In February 1996, the FTC announced the appointment of a trustee, R. Steven Thing, to divest the pharmacy assets in Maine and New Hampshire after Rite Aid missed its deadline. The trustee found acquirers for the pharmacy assets in two of the areas. The Commission on January 2, 1997, approved the divestiture of the Berlin, New Hampshire, assets to Maxi Drugs and on January 29, 1997, approved the divestiture of the Lincoln, Maine, assets to Hannaford Bros. Co. The drugstores in Bucksport, Maine, continue to be operated by Rite Aid.
In order to settle the most recent FTC complaint, Rite Aid has agreed to pay $900,000 in civil penalties within 30 days of entry of the final judgment.
The Commission vote to accept the civil penalty settlement was 3-0, with Commissioners Mary L. Azcuenaga and Mozelle W. Thompson not participating. It was filed in U.S. District Court for the District of Columbia and is subject to court approval.
Copies of the new complaint and civil penalty settlement as well as the 1994 complaint, consent order and associated press releases are available from the FTC's Consumer Response Center, Room 130, 6th Street and Pennsylvania Avenue, N.W., Washington, D.C. 20580; 202-326-3128; TTY for the hearing impaired 1-866-653-4261. To find out the latest news as it is announced, call the FTC NewsPhone recording at 202-326-2710. FTC news releases and other materials also are available on the Internet at the FTC's World Wide Web site at: http:www.ftc.gov (no period).

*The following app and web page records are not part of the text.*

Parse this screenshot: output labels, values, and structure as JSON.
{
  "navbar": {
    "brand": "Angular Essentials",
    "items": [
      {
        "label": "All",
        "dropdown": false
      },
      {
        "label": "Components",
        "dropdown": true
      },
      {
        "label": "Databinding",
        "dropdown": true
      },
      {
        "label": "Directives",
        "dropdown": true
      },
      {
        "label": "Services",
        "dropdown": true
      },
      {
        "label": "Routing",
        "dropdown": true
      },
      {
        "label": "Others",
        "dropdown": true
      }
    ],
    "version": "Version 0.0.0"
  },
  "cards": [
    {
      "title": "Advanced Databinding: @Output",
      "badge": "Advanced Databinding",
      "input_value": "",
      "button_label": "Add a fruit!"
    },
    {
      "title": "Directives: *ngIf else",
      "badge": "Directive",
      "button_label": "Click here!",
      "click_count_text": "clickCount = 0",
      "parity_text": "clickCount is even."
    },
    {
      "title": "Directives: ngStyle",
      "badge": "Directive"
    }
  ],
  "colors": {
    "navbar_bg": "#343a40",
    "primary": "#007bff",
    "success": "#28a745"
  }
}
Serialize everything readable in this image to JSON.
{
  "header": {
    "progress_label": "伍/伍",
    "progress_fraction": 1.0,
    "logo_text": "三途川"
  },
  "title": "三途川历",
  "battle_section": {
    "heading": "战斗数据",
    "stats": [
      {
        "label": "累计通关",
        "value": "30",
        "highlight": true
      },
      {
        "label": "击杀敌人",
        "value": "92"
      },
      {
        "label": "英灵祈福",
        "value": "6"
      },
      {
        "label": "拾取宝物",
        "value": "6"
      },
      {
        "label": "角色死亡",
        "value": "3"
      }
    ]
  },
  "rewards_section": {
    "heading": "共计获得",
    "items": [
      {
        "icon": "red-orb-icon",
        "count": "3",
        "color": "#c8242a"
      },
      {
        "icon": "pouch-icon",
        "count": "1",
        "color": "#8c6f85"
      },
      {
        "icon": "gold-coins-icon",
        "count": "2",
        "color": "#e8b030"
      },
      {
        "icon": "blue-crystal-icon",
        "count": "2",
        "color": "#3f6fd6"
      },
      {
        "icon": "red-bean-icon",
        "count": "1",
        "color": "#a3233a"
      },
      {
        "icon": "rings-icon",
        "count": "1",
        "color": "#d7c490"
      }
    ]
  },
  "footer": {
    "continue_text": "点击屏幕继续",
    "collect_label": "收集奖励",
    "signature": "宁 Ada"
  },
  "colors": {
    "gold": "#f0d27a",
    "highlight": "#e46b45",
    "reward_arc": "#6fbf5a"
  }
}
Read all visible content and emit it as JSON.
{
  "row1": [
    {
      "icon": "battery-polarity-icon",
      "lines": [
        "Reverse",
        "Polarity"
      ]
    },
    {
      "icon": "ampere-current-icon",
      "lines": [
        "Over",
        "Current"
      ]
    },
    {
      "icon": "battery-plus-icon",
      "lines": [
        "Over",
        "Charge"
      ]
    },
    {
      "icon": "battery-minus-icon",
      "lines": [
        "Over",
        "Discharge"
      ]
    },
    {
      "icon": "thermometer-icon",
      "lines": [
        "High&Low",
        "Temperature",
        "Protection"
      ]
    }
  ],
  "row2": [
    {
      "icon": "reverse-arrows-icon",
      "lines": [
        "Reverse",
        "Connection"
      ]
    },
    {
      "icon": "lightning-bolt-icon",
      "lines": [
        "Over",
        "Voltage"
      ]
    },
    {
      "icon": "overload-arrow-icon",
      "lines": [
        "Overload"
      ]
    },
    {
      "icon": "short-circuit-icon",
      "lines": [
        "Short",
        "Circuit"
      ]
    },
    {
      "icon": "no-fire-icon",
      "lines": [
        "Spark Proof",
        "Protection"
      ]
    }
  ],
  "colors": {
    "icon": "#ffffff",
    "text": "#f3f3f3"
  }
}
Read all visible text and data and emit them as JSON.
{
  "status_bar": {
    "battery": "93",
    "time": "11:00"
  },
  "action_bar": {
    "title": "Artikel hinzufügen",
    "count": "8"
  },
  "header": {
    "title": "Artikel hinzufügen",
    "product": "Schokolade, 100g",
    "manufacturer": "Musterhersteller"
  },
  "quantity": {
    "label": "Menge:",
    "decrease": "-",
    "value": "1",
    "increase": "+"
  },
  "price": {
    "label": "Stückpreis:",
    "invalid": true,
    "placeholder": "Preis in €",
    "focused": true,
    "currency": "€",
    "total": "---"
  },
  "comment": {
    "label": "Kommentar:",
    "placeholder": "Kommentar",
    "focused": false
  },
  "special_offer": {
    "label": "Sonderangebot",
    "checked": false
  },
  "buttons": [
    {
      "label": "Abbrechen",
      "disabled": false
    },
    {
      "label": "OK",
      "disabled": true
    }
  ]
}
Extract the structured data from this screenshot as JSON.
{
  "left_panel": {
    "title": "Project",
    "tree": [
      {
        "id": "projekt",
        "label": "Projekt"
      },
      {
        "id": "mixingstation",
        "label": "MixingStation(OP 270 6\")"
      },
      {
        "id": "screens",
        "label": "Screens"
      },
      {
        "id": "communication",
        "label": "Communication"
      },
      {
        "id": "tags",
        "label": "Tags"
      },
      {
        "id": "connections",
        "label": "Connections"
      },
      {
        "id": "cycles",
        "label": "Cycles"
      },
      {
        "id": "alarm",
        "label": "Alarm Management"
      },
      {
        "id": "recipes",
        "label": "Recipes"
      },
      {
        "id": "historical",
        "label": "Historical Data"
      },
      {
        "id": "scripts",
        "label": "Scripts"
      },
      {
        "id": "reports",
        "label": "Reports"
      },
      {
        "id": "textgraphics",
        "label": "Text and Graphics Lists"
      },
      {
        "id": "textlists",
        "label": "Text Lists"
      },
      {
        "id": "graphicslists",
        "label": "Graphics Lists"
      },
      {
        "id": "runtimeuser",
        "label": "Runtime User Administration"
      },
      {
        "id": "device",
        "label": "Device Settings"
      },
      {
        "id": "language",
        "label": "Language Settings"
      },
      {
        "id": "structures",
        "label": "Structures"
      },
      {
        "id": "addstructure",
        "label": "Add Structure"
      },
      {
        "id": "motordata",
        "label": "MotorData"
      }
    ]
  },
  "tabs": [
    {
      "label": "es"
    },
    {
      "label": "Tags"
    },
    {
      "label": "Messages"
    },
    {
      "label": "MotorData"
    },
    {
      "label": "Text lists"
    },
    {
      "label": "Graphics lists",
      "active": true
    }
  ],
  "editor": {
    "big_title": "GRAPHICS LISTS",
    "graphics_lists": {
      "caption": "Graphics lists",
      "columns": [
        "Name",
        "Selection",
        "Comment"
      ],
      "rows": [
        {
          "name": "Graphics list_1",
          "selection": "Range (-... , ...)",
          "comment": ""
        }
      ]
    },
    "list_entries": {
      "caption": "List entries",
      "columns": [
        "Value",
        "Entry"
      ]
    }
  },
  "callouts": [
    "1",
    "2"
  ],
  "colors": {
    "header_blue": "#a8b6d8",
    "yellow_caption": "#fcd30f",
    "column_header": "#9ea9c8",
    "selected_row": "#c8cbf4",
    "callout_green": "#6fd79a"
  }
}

(FTC File No. C3546)
Office of Public Affairs
Bureau of Competition
Daniel P. Ducore
Bureau of Competition